We visited Kenilworth Castle a couple of years ago when the reconstructed Elizabethan garden was almost in place but still under wraps, so we were keen to see how things had developed.
one hundred and forty-nine 7-spot Ladybirds (Coccinella 7-punctata), like the one above. Some were on grass but many were scuttling about on roses, small evergreen shrubs and leaves.
I wondered whether this one above was laying eggs, but I can't be sure. You can see a selection of pictures of Ladybird eggs here.
These 7-spots above appeared to be mating.
We saw five 2-spots (Adalia 2-punctata) like the one above, but some were too difficult to photograph easily as they were buried in between leaves. Some were extremely small and made me realise that a pair of glasses would have been helpful!
I noticed two Ladybirds like the one above. I wondered if they were Pine Ladybirds - or a melanic (black) form of the 2-spot (Adalia 2-punctata) since the markings were in the form of spots rather than commas - but I have it on good authority that they were 'one of the melanic forms of the Harlequin ladybird', like H. axyridis spectabilis.
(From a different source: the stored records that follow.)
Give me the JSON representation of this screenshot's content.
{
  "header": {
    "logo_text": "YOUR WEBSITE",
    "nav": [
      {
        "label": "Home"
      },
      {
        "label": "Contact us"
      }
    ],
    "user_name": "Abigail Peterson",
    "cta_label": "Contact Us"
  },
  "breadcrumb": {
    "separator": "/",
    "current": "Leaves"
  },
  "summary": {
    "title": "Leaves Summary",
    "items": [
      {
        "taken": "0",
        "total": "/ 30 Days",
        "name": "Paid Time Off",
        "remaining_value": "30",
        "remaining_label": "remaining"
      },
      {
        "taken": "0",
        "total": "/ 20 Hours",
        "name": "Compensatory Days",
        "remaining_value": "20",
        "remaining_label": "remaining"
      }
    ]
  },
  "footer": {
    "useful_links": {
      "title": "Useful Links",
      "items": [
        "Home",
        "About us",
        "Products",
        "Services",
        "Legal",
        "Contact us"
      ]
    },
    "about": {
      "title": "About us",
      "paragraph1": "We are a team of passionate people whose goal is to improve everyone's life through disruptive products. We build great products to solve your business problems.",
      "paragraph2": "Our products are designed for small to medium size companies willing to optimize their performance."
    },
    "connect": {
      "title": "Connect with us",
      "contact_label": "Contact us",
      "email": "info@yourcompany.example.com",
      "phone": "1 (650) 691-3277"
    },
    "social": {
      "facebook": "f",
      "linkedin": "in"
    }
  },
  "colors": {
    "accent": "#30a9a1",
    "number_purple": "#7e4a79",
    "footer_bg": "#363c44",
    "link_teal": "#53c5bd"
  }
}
It was hard to tell with any sense of certainty whether these ladybirds had the telltale phlange around the base of the elytra that might have suggested an ID of Pine Ladybird. The one in the photo above was climbing along a wooden garden post.
three 14-spot Ladybirds (Propylea 14-punctata) in the Elizabethan garden. They were small and pretty active, walking along leaves and over flowers ... and often disappearing just as I tried to click the shutter!
The seven-spot in the photograph above particularly caught my eye because it had what at first seemed to be an extra spot, the one with the 'halo' round it. I have no idea whether it is an extra spot or whether, perhaps, it could be an injury. I am wondering whether this ladybird was injected with an egg of the parasitic wasp, Dinocampus coccinellae. My reasons are as follows ...
- The ladybird was pretty still on a warm day when most ladybirds we saw were active. Perhaps it had been paralyzed by the venom from the parasitic wasp.
- It looks as though there is something underneath it at the front, which could be the wiry cocoon of the wasp.
- It also looks (to my eye) as though there is something emerging from the rear of the ladybird, and while it could be an egg, it might be a yellow wasp larva.
I have no idea whether the ladybird in the photo above had fallen victim to attack, but the subject is a fascinating, if unpleasant, one. A large proportion of ladybirds who encounter the parasitic wasp in this way fail to survive. It is believed that some kind of 'brain-washing' may be involved, due to chemical processes, because it has been noted that the ladybird appears in some instances to show protective behaviour towards the alien larva.
Scientist, Jacques Brodeur of the Department of Biological Science at the University of Montreal in Canada, has been studying this phenomenon and the ways in which the 'host' ladybird is affected by such an invasion. Observations have appeared in the Royal Society journal, Biology Letters.
You might like to read more on the BBC site here or on a series of excellent National Geographic pages, starting here.
least two (above and below) large multi-spotted ladybirds. I take these to be Harlequins (H. axyridis succinea). This was not good news for the native ladybirds.
As usual I shall be logging these Kenilworth sightings with the UK Ladybird Survey, and if you find ladybirds in the UK, I would encourage you to do the same. You can read about Dr Helen Roy and her ladybird work here. There was an excellent feature about it in The Times last weekend.